Freeze, reform, or leave it be: Where Ohio stands in the energy mandate debate

In the last few months you have heard a lot from the Ohio Chamber on Senate Bill 58. However, a new bill, Senate Bill 310 is in the picture. The purpose of SB 310 is simple: to maintain the status quo for Ohio’s existing renewable energy and energy efficiency mandates while the legislature carefully reviews the costs and benefits of these standards and whether reforms are necessary. This approach is different from SB 58 because SB 58 would immediately make a variety of changes to Ohio’s five-year old energy efficiency standards.

Despite the different approaches in the bills, the dividing lines are the same. Many large energy users and broad-based business groups, including the Ohio Chamber, that support SB 58 also expressed support for SB 310, while many of the same interests opposed to SB 58, such as environmentalists and renewable energy companies, voiced opposition to the new bill.

Ohioans have already paid $1 billion to comply with the current law and with the mandates set to increase annually until 2025, the cost of complying will only climb.
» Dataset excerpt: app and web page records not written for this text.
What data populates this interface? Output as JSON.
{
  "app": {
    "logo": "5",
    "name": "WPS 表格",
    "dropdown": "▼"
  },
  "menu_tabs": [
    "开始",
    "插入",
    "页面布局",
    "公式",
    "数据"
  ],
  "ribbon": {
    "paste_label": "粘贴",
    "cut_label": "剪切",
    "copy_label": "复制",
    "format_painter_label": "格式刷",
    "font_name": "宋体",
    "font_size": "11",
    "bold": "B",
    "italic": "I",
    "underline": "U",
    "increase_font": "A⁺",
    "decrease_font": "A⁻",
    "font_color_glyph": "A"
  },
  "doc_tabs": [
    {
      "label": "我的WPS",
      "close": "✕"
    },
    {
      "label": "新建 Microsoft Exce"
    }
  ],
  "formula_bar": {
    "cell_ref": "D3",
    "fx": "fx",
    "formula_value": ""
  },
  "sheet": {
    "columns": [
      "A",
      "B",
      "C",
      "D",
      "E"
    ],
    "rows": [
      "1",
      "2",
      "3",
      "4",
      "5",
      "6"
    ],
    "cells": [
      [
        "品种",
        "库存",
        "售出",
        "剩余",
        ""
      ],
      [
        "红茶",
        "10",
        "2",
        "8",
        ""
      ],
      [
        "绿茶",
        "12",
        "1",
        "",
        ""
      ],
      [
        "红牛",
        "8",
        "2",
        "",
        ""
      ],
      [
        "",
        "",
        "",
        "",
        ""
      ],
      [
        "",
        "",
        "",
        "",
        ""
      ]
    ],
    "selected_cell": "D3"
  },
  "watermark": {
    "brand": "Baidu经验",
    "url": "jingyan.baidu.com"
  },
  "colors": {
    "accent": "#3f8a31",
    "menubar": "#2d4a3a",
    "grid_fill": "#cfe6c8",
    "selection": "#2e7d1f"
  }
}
That’s why the Ohio Chamber believes employers and the state’s economy would be best served by passing the reforms proposed in SB 58, which are designed to help make energy efficiency more achievable without exponentially increasing the cost to consumers of electricity.

However, SB 310 would provide employers some protection against escalating compliance costs by freezing the benchmarks at their present levels. The chamber believes passing SB 310 is unquestionably preferable to taking no action at all. It is not perfect because it leaves some questions unanswered, including what counts as an energy efficient measure and how best to streamline the “opt-out” process for large energy users, but it is a rational approach to reforming the energy efficiency mandate before Ohio consumers and businesses suffer further.

Senate Public Utilities Committee Chair Bill Seitz indicated that amendments to and a committee vote on SB 310 could happen as soon as the first week of May. Please contact your senator today and urge him/her to support SB 310.